The soaring Singapore skyline hides the country's poverty problem. Photo: Flikr.

The soaring Singapore skyline hides the country's poverty problem. Photo: Flikr.

An economist’s approach to poverty

First published by Woroni, the ANU Student Newspaper, on 5 August 2014. By MUHAMMAD TAUFIQ BIN SURAIDI

A new methodology to define poverty in first world countries is needed, and Nobel Prize-winning economist Amartya Sen's theory could be the answer.

Traditionally, poverty has been defined by an individual's level of income.

For instance, poverty is measured on a scale, with the most extreme form of poverty being measured as those who live on $1.25 per day or less.

In response to this, development programs have always been centred on job creation, gross domestic product (GDP) growth and other economic policies that could be measured through changes in income. 

There are many disadvantages in viewing poverty purely as an issue of economic development.

One only needs to look at many authoritarian states around the world.

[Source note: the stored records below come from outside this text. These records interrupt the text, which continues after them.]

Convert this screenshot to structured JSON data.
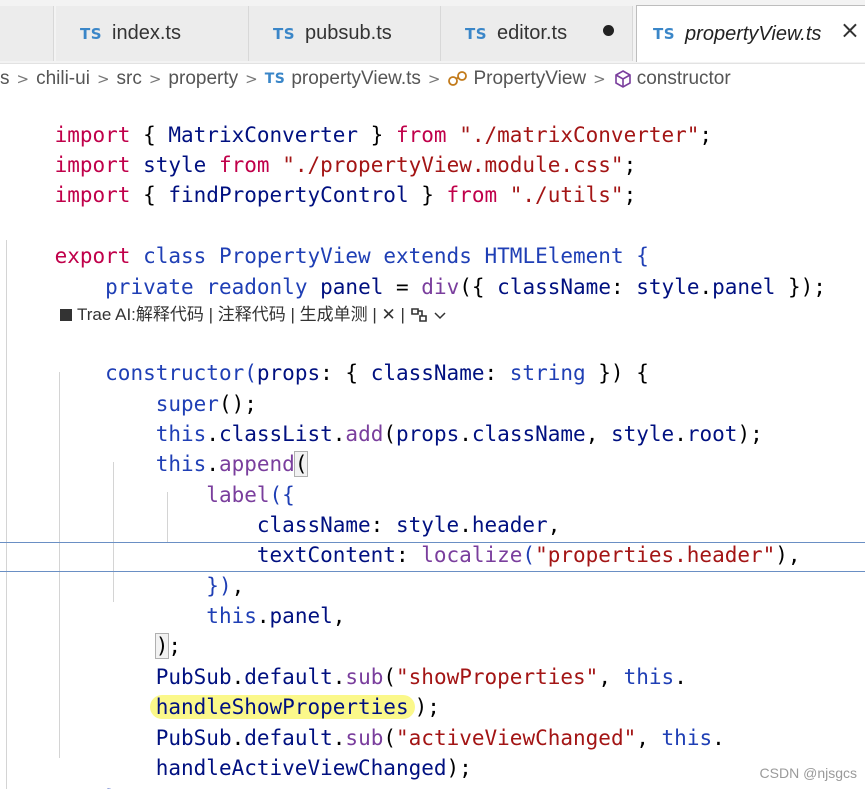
{
  "tabs": [
    {
      "badge": "TS",
      "label": "index.ts"
    },
    {
      "badge": "TS",
      "label": "pubsub.ts"
    },
    {
      "badge": "TS",
      "label": "editor.ts",
      "dirty": true
    },
    {
      "badge": "TS",
      "label": "propertyView.ts",
      "active": true,
      "close": "×"
    }
  ],
  "breadcrumb": {
    "items": [
      "s",
      "chili-ui",
      "src",
      "property",
      "propertyView.ts",
      "PropertyView",
      "constructor"
    ],
    "sep": ">",
    "file_badge": "TS"
  },
  "code_lens": {
    "text": "Trae AI:解释代码 | 注释代码 | 生成单测 | ✕ |"
  },
  "code": {
    "l1": {
      "a": "import",
      "b": " { ",
      "c": "MatrixConverter",
      "d": " } ",
      "e": "from",
      "f": " ",
      "g": "\"./matrixConverter\"",
      "h": ";"
    },
    "l2": {
      "a": "import",
      "b": " ",
      "c": "style",
      "d": " ",
      "e": "from",
      "f": " ",
      "g": "\"./propertyView.module.css\"",
      "h": ";"
    },
    "l3": {
      "a": "import",
      "b": " { ",
      "c": "findPropertyControl",
      "d": " } ",
      "e": "from",
      "f": " ",
      "g": "\"./utils\"",
      "h": ";"
    },
    "l5": {
      "a": "export",
      "b": " ",
      "c": "class",
      "d": " ",
      "e": "PropertyView",
      "f": " ",
      "g": "extends",
      "h": " ",
      "i": "HTMLElement",
      "j": " {"
    },
    "l6": {
      "a": "    ",
      "b": "private",
      "c": " ",
      "d": "readonly",
      "e": " ",
      "f": "panel",
      "g": " = ",
      "h": "div",
      "i": "({ ",
      "j": "className",
      "k": ": ",
      "l": "style",
      "m": ".",
      "n": "panel",
      "o": " });"
    },
    "l8": {
      "a": "    ",
      "b": "constructor",
      "c": "(",
      "d": "props",
      "e": ": { ",
      "f": "className",
      "g": ": ",
      "h": "string",
      "i": " }) {"
    },
    "l9": {
      "a": "        ",
      "b": "super",
      "c": "();"
    },
    "l10": {
      "a": "        ",
      "b": "this",
      "c": ".",
      "d": "classList",
      "e": ".",
      "f": "add",
      "g": "(",
      "h": "props",
      "i": ".",
      "j": "className",
      "k": ", ",
      "l": "style",
      "m": ".",
      "n": "root",
      "o": ");"
    },
    "l11": {
      "a": "        ",
      "b": "this",
      "c": ".",
      "d": "append",
      "e": "("
    },
    "l12": {
      "a": "            ",
      "b": "label",
      "c": "({"
    },
    "l13": {
      "a": "                ",
      "b": "className",
      "c": ": ",
      "d": "style",
      "e": ".",
      "f": "header",
      "g": ","
    },
    "l14": {
      "a": "                ",
      "b": "textContent",
      "c": ": ",
      "d": "localize",
      "e": "(",
      "f": "\"properties.header\"",
      "g": "),"
    },
    "l15": {
      "a": "            ",
      "b": "})",
      "c": ","
    },
    "l16": {
      "a": "            ",
      "b": "this",
      "c": ".",
      "d": "panel",
      "e": ","
    },
    "l17": {
      "a": "        ",
      "b": ")",
      "c": ";"
    },
    "l18": {
      "a": "        ",
      "b": "PubSub",
      "c": ".",
      "d": "default",
      "e": ".",
      "f": "sub",
      "g": "(",
      "h": "\"showProperties\"",
      "i": ", ",
      "j": "this",
      "k": "."
    },
    "l19": {
      "a": "        ",
      "b": "handleShowProperties",
      "c": ");"
    },
    "l20": {
      "a": "        ",
      "b": "PubSub",
      "c": ".",
      "d": "default",
      "e": ".",
      "f": "sub",
      "g": "(",
      "h": "\"activeViewChanged\"",
      "i": ", ",
      "j": "this",
      "k": "."
    },
    "l21": {
      "a": "        ",
      "b": "handleActiveViewChanged",
      "c": ");"
    },
    "l22": {
      "a": "    ",
      "b": "}"
    }
  },
  "watermark": "CSDN @njsgcs",
  "colors": {
    "keyword": "#c0004a",
    "keyword_blue": "#1f3fb5",
    "string": "#a31515",
    "identifier": "#001080",
    "function": "#7a3e9d",
    "highlight": "#fbf88a"
  }
}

Singapore boasts a GDP per capita of AU$52,052, but there are still many in the country who struggle to make a living, and those who live in poverty.

Not all in Singapore can enjoy the opportunities of a sterling education system - meritocracy only works to favour those whose parents are well connected and rich enough to send their children to elite schools like Raffles, Anglo-Chinese School or other Methodist schools.

Others are left behind and unable to climb up the socio-economic ladder as they are unable to fund for their children to go for extra tuition after schools or to afford textbooks to keep pace with those who can afford them.

In today's world of grave inequalities, even in the richest of nations, there is a strong need to see poverty as not merely an issue of access to income, education, health and other aspects of life which those in the developed world are fortunate enough to have.

A better approach is to see poverty as what Nobel Prize-winning economist Amartya Sen describes as the deprivation of a person's capabilities to live the life they have reason to value. 

According to Sen's capabilities approach, development should focus on maximising what an individual can choose to achieve in life such as the ability to choose the many different cultural values and the practices to adopt them.

This will ultimately affect the individual's wellbeing, which is defined as the actual enjoyment of the individual's choices deriving from the range of options available to them.

Therefore, unlike utilitarianism and libertarianism, the capability and wellbeing approach looks at the range of options available for the individual to choose from and the freedom to exercise that choice.